FSU Vice President and Athletic Director Michael Alford said the committee’s decision was “ridiculous” and a departure from the ultimate goal of sports: To win.
“For many of us, today’s decision by the committee has forever damaged the credibility of the institution that is the College Football Playoff,” he said. “And, saddest of all, it was self-inflicted. They chose predictive competitiveness over proven performance; subjectivity over fact. They have become a committee of prognosticators. They have abandoned their responsibility by discarding their purpose – to evaluate performance on the field.”

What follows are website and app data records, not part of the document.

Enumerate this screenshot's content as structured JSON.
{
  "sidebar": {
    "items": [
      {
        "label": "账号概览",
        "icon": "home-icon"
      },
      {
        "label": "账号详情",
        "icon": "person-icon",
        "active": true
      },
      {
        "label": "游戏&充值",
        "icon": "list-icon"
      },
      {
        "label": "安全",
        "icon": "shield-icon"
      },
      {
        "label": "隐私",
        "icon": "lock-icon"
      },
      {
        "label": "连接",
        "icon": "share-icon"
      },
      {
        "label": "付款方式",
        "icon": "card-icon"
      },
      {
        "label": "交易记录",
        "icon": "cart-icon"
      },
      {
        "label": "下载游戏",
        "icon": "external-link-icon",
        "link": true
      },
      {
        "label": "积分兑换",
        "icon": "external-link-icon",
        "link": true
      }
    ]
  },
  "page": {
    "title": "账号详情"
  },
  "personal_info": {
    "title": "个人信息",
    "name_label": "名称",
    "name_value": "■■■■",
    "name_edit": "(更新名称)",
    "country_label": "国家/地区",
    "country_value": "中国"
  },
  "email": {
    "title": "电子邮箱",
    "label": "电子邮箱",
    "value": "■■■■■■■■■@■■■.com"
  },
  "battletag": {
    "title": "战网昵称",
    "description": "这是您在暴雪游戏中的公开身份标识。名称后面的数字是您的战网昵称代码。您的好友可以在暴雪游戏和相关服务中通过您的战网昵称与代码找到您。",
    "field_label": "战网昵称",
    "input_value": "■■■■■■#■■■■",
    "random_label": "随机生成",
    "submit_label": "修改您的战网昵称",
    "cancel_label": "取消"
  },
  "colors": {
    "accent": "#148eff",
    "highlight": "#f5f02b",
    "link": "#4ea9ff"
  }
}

Travis himself tweeted his disappointment in the decision, writing: “devastated. heartbroken. In so much disbelief rn, I wish my leg broke earlier in the season so y’all could see this team is much more than the quarterback. I thought results matter. 13-0 and this roster matches up across any team in those top 4 rankings. I am so sorry. Go Noles!”
The committee’s decision has financial implications, too, as the ACC would have received $6 million if Florida State had been selected to the playoff.

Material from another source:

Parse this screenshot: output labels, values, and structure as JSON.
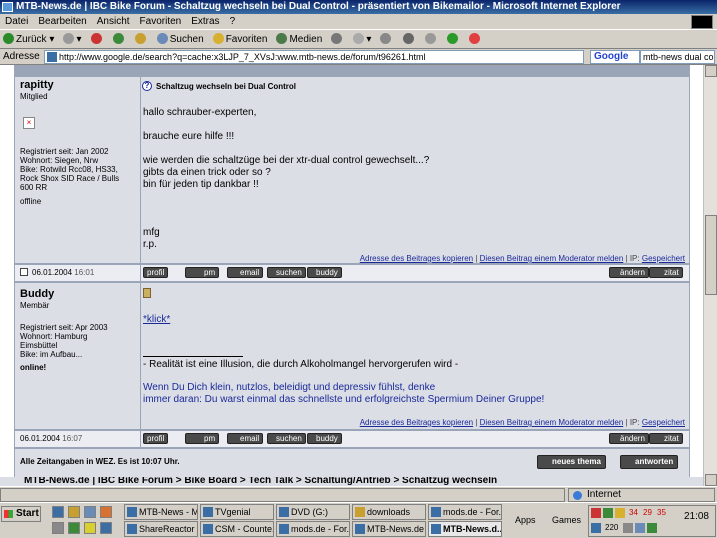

Only 4 spots for 6 deserving teams
This year’s selection was certain to be controversial, as there were six teams with legitimate claims to the playoff.
In its 10-year history, an undefeated team from a Power-5 conference (FSU, Washington and Michigan) had never missed the playoff, but neither had the SEC champion (Alabama) nor the previous week’s top-ranked team (Georgia).
Washington and Michigan were considered shoo-ins given their undefeated records, conference championships and sterling performances in recent weeks.
Michigan shut out the Iowa Hawkeyes 26-0 to win their third consecutive Big Ten championship in Indianapolis Saturday and will be appearing in their third consecutive playoff. The Wolverines beat then-undefeated Ohio State last week without coach Jim Harbaugh, who was suspended from the sidelines for three games following a league investigation into sign-stealing violations.
Washington, led by Heisman Trophy hopeful Michael Penix Jr., edged the Oregon Ducks 34-31 in Las Vegas Friday to win the Pac-12 title.
From there, the decision was murkier.
Alabama won the Southeastern Conference (SEC) championship Saturday 27-24 over the then-No.1 and two-time defending champion Georgia Bulldogs in Atlanta, snapping Georgia’s 29-game winning streak. However, Alabama lost Week 1 at home to Texas, needed a miracle touchdown last week to beat Auburn and was ranked by the committee as the 8th-best team in its penultimate rankings.
Georgia, meanwhile, has won two straight national championships, was ranked No. 1 in the committee’s rankings prior to the conference championship game and its loss Saturday to Alabama was its first in over two seasons. The committee ultimately ranked them 6th.
Finally, while Texas won the Big-12 conference with a 49-21 beatdown of the Oklahoma State Cowboys on Saturday, the Longhorns also lost to Oklahoma in October and barely squeaked out wins against middling TCU and Kansas State earlier this year.
This is the final year of the four-team playoff as the CFP expands to 12 teams in 2024. The four-team playoff began in the 2014-15 season and replaced the previous Bowl Championship Series system, which set the national championship game based on an analysis of polls and rankings.
Last season, Georgia crushed the Texas Christian University Horned Frogs 65-7 to win its second consecutive championship at SoFi Stadium in Inglewood, California.